*Assignment:* Return each line of the entries that mentions the word "MERCHANT".

*Data listing:*
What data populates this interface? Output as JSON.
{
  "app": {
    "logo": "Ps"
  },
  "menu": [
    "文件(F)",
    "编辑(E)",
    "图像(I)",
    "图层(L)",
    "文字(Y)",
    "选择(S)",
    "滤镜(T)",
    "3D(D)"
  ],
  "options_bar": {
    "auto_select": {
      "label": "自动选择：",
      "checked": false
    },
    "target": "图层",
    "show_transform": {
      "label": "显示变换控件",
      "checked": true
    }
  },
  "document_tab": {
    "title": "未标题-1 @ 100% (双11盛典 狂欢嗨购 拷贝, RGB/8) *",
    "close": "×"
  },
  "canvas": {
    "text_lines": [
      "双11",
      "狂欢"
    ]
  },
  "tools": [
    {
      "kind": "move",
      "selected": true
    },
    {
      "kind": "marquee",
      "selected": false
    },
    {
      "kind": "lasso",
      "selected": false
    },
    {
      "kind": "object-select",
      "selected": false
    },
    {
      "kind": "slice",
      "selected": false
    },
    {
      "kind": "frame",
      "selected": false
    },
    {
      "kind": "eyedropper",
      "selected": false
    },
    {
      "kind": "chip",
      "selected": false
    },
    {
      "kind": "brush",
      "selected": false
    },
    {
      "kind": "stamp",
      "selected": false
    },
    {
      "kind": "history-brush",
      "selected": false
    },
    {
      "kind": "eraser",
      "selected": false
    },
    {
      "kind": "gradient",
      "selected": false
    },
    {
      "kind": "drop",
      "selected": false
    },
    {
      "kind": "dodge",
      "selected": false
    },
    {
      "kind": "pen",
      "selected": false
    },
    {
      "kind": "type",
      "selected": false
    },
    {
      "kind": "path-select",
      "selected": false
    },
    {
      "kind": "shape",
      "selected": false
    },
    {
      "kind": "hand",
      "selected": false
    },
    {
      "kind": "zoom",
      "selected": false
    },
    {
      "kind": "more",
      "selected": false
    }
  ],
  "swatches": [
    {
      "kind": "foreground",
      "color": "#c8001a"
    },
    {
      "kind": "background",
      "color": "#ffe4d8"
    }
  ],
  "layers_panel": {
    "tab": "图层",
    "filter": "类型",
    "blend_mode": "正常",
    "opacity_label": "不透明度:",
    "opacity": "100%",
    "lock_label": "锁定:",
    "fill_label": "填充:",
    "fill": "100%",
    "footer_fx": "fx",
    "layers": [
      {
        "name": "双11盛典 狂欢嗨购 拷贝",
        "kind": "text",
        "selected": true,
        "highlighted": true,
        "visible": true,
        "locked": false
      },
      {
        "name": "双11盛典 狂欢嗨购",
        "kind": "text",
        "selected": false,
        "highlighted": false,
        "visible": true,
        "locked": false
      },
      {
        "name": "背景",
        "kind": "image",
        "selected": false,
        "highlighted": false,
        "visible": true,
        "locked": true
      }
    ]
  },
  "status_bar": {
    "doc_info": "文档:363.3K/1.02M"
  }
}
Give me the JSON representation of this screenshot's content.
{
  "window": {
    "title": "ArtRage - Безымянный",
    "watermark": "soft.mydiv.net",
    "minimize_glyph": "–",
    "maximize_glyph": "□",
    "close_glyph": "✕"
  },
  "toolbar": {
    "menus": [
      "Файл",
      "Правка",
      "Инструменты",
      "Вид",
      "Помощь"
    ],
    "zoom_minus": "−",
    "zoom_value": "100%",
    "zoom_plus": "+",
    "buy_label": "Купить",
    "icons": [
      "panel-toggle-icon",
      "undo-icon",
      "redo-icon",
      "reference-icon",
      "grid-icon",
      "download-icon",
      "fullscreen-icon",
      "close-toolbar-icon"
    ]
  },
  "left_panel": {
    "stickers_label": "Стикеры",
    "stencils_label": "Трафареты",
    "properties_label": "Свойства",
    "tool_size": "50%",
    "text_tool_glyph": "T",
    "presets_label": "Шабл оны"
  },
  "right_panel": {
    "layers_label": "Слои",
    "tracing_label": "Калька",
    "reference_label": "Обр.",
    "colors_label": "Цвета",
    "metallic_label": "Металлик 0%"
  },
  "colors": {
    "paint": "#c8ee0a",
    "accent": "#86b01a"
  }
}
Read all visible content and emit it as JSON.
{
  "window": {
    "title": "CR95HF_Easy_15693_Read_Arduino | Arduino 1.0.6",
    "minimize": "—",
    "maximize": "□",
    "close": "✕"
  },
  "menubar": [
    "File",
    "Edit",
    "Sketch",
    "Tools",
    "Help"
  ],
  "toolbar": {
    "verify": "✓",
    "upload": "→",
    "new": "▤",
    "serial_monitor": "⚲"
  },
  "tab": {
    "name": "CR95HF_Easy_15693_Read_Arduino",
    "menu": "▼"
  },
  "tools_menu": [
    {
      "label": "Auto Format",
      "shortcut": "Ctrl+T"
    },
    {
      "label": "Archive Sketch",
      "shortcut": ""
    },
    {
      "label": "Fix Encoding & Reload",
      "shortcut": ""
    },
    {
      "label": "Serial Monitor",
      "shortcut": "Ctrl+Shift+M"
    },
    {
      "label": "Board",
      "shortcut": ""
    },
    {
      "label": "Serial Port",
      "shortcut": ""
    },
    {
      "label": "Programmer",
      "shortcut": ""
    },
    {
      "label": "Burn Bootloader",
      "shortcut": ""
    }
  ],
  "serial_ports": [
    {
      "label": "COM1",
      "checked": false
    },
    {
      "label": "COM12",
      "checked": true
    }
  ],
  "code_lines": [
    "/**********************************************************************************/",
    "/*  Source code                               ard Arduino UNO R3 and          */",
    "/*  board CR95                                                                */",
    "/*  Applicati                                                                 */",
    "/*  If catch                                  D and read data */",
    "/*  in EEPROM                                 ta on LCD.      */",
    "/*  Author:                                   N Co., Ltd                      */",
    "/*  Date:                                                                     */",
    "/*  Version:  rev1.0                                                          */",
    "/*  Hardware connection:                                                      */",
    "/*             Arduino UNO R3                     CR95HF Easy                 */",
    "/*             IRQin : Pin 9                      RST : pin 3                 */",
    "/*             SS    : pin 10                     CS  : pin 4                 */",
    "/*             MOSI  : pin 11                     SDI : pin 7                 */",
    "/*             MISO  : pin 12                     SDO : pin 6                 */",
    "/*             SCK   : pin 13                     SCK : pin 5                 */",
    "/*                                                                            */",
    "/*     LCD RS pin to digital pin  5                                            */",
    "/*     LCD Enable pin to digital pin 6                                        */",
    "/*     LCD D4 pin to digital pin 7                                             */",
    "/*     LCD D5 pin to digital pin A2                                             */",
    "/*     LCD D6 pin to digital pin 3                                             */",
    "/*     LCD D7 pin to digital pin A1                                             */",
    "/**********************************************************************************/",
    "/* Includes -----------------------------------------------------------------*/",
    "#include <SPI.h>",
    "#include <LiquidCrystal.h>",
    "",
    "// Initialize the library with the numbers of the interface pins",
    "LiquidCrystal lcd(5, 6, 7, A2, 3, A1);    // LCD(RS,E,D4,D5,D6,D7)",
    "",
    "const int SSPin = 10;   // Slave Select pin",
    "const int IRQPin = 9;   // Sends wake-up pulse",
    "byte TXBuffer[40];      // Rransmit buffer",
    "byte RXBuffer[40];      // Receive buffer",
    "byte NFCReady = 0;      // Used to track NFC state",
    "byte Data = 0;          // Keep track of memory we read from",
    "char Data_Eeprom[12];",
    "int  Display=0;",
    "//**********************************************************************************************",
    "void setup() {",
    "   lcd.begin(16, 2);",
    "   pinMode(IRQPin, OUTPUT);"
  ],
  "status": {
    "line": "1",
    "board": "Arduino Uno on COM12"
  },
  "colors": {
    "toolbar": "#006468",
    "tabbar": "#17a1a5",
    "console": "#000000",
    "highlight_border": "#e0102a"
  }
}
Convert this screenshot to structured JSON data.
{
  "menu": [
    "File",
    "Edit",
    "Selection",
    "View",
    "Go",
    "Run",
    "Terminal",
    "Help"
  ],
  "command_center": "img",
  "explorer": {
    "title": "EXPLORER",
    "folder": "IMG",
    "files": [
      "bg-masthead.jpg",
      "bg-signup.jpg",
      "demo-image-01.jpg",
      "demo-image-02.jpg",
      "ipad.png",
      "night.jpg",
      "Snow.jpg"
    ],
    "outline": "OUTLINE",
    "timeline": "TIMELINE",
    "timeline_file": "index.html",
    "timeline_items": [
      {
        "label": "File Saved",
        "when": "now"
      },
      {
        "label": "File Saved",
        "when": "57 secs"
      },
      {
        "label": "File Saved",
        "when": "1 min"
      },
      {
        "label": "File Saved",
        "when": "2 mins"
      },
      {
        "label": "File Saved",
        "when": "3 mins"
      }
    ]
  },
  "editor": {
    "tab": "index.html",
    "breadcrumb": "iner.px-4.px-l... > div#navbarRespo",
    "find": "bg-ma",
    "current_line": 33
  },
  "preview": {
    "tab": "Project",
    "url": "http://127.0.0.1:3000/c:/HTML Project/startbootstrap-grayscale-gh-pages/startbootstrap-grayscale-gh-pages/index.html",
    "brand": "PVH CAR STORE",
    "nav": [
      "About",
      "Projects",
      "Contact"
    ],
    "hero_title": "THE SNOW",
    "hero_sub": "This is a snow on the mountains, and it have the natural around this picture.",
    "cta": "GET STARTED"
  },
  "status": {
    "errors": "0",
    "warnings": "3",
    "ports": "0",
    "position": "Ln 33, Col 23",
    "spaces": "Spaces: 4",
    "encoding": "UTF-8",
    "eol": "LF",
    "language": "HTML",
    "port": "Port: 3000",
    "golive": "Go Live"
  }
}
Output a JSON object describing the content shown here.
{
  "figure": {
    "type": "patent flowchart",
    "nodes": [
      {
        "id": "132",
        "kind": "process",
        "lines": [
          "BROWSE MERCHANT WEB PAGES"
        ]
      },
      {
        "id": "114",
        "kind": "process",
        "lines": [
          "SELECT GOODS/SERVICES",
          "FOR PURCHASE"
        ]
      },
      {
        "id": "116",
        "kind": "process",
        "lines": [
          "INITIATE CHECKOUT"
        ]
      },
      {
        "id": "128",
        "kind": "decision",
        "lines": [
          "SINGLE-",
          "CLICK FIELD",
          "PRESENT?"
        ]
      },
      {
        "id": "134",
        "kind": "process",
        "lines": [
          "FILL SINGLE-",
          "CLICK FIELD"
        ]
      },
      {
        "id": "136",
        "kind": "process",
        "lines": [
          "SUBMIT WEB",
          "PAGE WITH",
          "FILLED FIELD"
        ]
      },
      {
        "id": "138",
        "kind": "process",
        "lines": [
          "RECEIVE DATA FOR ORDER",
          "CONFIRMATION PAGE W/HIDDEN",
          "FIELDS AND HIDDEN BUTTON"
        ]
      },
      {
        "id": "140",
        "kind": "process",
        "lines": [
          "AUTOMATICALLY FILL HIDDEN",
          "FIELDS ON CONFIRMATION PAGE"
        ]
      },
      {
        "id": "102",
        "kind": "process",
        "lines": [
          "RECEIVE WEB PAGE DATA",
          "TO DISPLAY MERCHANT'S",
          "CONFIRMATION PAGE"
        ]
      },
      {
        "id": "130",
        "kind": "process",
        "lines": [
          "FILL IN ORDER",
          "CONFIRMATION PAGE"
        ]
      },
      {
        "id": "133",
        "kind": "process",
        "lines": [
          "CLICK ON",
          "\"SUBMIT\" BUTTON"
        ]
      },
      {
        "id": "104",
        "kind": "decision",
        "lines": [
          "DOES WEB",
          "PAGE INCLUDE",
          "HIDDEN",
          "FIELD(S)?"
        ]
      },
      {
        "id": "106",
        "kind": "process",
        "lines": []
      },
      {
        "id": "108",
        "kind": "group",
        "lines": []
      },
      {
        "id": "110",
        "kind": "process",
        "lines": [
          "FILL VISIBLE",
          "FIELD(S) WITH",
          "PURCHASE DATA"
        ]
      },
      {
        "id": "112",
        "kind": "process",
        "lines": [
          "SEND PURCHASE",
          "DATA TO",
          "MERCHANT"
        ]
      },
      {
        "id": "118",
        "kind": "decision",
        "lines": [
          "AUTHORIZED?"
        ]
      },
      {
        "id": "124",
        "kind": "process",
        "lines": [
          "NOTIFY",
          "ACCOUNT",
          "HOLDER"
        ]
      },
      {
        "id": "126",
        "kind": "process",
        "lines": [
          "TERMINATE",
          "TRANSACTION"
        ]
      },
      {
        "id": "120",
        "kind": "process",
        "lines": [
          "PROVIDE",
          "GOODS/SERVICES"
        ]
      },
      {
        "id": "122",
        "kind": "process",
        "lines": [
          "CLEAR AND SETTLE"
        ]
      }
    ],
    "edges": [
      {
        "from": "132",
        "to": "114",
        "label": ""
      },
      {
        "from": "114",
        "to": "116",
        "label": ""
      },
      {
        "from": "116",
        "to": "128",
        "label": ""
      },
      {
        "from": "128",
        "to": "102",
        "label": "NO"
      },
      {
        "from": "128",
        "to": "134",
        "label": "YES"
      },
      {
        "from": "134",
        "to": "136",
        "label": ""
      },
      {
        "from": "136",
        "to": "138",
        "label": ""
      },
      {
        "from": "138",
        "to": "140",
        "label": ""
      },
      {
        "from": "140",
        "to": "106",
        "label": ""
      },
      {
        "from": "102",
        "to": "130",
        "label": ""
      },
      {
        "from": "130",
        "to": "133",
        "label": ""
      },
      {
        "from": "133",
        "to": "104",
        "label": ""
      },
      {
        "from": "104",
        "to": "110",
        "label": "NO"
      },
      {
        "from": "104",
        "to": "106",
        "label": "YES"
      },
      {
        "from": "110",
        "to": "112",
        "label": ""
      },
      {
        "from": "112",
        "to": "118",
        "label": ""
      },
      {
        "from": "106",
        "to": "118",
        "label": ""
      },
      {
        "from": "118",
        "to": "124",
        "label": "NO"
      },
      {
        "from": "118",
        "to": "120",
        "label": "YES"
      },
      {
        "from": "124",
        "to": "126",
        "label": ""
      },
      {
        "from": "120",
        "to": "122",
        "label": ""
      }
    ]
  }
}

*Solution to this exercise:*
          "BROWSE MERCHANT WEB PAGES"
          "TO DISPLAY MERCHANT'S",
          "MERCHANT"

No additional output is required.